This paper lays out the service and cost consequences of supporting a nationally representative sample of young adults with hemiplegic cerebral palsy. The total costs burden and the additional costs that accrue to the public and independent sector due to their disabilities are calculated. Most of the young adults live at home. Many lead ‘ordinary’ lives and attend further or higher education establishments or go to work. A small number of study members, however, make intensive use of expensive, often segregated facilities such as residential homes or schools and make considerable use of other support services. In total, this group of 81 people cost just over £1 million to support during the year prior to interview, 43% of which was related to their impairments. When the sample is divided into two groups, people with a combination of associated conditions are found to have hemiplegia-associated costs almost 50 times greater than those with simple hemiplegia.
|Uncontrolled keywords:||Cerebral palsy; costs; disability; impairment; services; young adults|
|Divisions:||Faculties > Social Sciences > School of Social Policy Sociology and Social Research > Personal Social Services Research Unit|
|Depositing User:||R. Bass|
|Date Deposited:||20 May 2011 15:02|
|Last Modified:||24 Apr 2014 11:09|

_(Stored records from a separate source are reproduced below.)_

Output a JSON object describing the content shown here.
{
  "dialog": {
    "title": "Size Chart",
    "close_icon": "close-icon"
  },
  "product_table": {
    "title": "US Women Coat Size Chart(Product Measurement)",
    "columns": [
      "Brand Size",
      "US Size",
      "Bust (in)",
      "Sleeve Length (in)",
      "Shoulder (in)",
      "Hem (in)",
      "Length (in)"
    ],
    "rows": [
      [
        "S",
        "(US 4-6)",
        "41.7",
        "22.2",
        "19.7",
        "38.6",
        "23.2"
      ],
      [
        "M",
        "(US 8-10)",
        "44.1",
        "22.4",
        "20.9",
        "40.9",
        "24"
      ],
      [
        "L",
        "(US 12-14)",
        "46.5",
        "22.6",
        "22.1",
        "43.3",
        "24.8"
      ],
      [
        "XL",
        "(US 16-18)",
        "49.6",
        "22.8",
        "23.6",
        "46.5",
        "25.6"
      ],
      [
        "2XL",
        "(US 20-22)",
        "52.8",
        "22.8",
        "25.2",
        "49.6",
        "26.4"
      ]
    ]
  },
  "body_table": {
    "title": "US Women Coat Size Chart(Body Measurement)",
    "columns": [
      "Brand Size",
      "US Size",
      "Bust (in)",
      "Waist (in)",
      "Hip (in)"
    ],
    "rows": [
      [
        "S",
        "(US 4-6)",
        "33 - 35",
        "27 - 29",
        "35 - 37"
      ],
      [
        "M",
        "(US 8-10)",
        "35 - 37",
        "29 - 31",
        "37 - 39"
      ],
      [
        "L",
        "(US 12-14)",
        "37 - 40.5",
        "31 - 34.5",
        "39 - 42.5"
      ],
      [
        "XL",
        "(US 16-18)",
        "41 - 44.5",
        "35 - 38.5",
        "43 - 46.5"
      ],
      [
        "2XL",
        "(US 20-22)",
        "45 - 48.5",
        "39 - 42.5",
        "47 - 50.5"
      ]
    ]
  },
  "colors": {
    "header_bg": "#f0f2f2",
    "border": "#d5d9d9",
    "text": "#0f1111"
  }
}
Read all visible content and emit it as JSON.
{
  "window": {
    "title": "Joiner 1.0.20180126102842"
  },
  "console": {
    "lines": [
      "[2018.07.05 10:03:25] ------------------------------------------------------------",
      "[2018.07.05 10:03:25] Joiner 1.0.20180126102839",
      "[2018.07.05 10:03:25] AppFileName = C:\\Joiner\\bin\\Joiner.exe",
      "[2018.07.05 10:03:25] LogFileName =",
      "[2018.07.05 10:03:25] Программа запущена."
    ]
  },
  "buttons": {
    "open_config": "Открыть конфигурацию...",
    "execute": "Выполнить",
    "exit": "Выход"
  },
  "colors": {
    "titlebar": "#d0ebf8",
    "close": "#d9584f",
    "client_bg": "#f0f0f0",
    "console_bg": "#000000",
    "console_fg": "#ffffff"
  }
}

|Resource URI:||https://kar.kent.ac.uk/id/eprint/26698 (The current URI for this page, for reference purposes)|